Tropiq Lab and quality control.
Our team on the ground in Addis personally collect samples which we cup and grade, and measure humidity and water activity. When the specific lot is selected for purchase we register the contract with a shipping destination and approve it for milling and shipment. We are present at the dry mill during processing, grading and bagging, and we immediately take a PSS sample for approval.
Container stuffing and transport
We generally try to get our containers stuffed in Addis at the dry mills and moved to the port and straight on a vessel in Djibouti. This way we reduce the risk of delays or mistakes at port that frequently happen when moving coffee by truck for stuffing in Djibouti.
The owners of this mill cover the school expenses for local children, and are currently building a new primary school in the nearest town so children do not have to walk so far to school.
Nordic Approach - How we purchase and select coffees:
We plan our selection at the beginning of the harvest and will usually pre-book most of our coffees.
Working alongside the team of Tropiq Ethiopia, our sister company, the Nordic Approach team is in Addis several times a year.

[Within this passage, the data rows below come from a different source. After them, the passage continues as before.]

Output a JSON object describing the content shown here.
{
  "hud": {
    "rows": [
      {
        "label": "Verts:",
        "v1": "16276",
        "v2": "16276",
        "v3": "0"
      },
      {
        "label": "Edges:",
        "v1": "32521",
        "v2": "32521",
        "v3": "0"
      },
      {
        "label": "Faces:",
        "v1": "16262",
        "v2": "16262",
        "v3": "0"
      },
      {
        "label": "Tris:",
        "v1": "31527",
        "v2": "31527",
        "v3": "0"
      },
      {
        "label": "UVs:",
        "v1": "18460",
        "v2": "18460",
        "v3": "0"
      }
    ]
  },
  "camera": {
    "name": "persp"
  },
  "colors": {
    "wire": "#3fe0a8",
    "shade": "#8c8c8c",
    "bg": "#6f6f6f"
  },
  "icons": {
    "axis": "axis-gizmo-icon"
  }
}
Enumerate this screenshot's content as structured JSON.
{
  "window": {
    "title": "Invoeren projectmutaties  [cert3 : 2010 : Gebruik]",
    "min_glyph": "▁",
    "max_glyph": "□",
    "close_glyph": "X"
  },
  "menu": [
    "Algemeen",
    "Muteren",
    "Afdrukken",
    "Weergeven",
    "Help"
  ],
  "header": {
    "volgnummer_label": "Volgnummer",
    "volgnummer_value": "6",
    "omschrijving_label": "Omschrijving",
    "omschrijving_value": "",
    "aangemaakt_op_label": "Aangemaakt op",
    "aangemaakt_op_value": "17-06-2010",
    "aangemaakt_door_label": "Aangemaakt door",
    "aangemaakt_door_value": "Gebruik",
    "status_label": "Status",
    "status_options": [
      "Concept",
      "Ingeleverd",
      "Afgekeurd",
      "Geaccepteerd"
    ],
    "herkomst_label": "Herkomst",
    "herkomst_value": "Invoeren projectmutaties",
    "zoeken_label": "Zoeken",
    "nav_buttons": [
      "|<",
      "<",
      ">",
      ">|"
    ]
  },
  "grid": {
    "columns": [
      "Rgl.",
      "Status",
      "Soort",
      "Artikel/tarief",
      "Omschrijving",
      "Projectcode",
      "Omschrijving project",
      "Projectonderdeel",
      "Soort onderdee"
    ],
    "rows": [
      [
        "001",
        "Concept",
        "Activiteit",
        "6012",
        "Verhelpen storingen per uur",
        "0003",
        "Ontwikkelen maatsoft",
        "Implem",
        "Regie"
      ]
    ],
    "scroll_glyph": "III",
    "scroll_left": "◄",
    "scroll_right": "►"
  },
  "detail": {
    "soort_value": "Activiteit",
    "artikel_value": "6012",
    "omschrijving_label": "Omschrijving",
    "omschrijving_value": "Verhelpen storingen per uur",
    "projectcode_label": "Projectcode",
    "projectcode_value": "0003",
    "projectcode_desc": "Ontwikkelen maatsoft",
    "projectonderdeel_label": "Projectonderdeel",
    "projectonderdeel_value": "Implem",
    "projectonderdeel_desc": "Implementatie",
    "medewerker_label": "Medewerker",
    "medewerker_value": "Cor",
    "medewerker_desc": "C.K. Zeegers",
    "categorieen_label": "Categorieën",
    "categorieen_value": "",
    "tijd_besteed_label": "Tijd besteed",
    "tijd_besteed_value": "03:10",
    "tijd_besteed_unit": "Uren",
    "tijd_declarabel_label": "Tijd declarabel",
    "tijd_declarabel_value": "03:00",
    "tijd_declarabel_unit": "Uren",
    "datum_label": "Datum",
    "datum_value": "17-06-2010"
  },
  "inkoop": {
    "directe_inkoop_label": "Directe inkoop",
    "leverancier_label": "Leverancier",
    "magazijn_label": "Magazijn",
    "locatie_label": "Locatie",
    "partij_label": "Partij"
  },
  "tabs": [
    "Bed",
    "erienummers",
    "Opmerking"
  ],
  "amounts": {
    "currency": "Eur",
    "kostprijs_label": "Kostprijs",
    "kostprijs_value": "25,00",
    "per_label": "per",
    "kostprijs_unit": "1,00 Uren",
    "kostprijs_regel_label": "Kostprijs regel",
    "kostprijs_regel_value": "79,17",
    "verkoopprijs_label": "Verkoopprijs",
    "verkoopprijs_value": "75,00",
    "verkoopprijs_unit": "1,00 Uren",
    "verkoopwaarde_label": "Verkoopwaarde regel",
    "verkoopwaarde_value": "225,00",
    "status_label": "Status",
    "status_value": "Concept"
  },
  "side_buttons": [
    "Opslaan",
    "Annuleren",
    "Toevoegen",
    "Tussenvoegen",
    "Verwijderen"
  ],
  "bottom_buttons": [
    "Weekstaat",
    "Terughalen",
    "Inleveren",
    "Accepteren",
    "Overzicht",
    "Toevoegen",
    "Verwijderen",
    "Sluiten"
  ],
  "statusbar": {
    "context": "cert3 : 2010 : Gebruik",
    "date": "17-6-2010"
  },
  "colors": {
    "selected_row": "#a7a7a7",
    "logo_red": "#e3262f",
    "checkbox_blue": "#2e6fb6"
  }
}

We plan the season with our suppliers and develop relationships and a mutual understanding on our priorities and strict buying criteria.
When it comes to the season for making decisions, we are there to cup with our team, and we receive samples in Oslo on a weekly basis. After cupping through hundreds of samples this coffee is from our selection of Grade 1 rated coffees.
The coffees we buy are cupped and assessed in a way that gives us good insight into the cup profile and quality, as well as the consistency of that particular lot..